══ Recorded information ══
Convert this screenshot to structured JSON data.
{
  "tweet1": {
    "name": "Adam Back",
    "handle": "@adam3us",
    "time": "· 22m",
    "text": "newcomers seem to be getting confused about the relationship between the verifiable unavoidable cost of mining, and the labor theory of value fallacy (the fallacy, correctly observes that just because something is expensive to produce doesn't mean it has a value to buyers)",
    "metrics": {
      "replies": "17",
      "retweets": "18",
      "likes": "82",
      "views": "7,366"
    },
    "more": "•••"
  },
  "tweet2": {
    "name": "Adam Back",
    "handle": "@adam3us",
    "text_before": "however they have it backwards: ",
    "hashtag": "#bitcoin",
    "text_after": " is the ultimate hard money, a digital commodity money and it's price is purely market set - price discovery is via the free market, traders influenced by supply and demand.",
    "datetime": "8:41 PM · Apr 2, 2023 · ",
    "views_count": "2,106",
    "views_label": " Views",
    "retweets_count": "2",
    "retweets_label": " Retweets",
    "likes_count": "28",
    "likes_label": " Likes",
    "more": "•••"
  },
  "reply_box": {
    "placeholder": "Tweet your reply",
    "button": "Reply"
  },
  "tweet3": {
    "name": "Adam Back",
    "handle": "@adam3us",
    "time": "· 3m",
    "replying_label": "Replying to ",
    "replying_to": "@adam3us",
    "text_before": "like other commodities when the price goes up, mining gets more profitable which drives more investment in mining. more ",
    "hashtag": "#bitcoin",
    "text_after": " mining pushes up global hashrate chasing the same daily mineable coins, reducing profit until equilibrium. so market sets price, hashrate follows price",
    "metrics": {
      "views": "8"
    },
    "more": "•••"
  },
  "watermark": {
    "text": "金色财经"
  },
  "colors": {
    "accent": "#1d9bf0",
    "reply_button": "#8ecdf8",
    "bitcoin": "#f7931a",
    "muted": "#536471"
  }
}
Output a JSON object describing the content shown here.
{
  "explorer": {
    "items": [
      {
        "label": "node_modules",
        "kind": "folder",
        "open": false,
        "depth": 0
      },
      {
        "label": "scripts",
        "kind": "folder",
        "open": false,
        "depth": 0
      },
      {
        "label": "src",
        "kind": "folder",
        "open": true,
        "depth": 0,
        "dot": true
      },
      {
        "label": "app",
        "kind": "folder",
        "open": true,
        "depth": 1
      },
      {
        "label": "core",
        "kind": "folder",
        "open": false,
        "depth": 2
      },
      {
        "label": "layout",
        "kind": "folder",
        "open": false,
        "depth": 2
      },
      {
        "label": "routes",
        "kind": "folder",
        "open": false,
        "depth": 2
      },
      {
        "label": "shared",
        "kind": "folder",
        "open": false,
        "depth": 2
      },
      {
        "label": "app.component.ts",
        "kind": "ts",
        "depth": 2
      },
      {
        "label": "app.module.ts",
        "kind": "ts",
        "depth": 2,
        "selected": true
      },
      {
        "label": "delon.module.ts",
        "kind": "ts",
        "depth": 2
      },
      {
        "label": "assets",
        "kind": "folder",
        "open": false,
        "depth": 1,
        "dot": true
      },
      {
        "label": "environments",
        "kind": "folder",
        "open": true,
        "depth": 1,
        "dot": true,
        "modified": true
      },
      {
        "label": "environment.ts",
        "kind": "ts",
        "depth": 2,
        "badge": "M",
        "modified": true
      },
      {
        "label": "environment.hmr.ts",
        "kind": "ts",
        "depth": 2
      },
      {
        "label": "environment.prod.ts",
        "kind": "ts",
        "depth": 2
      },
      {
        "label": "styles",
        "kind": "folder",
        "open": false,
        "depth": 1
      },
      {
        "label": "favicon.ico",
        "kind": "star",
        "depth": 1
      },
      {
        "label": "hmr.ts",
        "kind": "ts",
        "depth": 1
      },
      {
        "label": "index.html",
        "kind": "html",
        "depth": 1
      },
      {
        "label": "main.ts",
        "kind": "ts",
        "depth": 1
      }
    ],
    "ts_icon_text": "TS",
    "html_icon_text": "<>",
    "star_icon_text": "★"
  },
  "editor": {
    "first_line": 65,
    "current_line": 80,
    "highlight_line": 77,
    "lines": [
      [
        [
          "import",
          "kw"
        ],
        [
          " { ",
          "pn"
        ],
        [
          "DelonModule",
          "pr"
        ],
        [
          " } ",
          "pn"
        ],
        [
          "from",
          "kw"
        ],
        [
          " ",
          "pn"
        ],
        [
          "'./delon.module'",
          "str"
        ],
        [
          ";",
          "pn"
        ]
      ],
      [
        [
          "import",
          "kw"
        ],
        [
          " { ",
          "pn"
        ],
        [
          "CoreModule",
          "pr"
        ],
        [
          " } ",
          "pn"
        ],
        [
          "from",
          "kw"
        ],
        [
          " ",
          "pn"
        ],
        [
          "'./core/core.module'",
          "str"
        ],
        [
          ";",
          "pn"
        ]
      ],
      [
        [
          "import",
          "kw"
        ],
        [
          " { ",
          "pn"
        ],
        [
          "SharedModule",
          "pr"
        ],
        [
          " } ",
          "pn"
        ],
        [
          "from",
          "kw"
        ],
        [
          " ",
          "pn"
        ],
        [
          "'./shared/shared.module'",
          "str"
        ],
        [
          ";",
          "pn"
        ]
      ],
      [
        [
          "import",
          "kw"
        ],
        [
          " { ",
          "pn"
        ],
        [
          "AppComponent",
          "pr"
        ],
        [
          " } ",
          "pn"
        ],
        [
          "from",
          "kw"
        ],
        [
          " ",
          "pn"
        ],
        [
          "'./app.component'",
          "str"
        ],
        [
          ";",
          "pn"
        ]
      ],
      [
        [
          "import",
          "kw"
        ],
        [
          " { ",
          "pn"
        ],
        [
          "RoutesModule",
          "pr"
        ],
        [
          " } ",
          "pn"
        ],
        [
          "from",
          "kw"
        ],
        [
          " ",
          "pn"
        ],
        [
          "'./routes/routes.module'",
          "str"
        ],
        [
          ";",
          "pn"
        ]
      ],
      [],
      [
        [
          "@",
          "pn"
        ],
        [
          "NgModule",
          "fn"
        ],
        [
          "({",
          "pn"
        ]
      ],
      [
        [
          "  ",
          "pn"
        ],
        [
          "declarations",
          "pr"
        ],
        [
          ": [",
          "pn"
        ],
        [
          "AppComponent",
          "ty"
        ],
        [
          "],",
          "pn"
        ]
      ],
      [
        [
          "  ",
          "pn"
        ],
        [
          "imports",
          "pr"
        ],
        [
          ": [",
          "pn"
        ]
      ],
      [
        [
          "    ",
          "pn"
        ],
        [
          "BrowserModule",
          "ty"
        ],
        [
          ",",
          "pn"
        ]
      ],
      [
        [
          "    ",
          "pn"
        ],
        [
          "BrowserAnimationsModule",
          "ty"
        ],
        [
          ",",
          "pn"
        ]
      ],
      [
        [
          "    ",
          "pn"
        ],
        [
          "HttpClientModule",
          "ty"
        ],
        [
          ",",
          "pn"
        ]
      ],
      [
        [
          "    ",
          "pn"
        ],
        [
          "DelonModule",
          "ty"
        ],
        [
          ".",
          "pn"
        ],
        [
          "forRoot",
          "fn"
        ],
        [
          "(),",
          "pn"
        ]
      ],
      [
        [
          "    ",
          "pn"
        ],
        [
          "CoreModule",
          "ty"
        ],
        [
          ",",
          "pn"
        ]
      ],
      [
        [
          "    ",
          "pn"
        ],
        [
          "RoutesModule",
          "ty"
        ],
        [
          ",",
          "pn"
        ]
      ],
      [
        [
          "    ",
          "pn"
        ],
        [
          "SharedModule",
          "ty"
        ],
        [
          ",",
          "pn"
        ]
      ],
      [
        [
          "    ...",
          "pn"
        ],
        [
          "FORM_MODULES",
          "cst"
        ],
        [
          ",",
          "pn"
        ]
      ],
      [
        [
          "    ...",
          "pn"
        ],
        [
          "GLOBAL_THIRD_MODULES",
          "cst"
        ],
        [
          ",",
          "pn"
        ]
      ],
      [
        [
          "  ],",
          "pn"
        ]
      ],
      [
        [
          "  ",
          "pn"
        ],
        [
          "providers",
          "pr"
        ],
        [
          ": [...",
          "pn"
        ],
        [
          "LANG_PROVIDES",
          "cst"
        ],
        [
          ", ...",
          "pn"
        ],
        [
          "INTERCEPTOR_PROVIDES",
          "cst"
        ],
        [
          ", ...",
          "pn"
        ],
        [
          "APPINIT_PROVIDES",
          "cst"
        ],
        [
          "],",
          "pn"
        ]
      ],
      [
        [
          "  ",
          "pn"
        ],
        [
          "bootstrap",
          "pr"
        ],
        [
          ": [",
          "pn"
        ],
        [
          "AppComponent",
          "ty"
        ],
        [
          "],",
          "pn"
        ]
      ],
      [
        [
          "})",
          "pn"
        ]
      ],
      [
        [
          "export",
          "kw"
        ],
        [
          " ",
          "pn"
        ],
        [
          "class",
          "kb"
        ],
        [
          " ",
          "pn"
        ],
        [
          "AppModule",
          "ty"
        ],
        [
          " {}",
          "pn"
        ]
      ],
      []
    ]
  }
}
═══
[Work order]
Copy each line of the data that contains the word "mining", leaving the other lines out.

[Expected answer]
    "text": "newcomers seem to be getting confused about the relationship between the verifiable unavoidable cost of mining, and the labor theory of value fallacy (the fallacy, correctly observes that just because something is expensive to produce doesn't mean it has a value to buyers)",
    "text_before": "like other commodities when the price goes up, mining gets more profitable which drives more investment in mining. more ",
    "text_after": " mining pushes up global hashrate chasing the same daily mineable coins, reducing profit until equilibrium. so market sets price, hashrate follows price",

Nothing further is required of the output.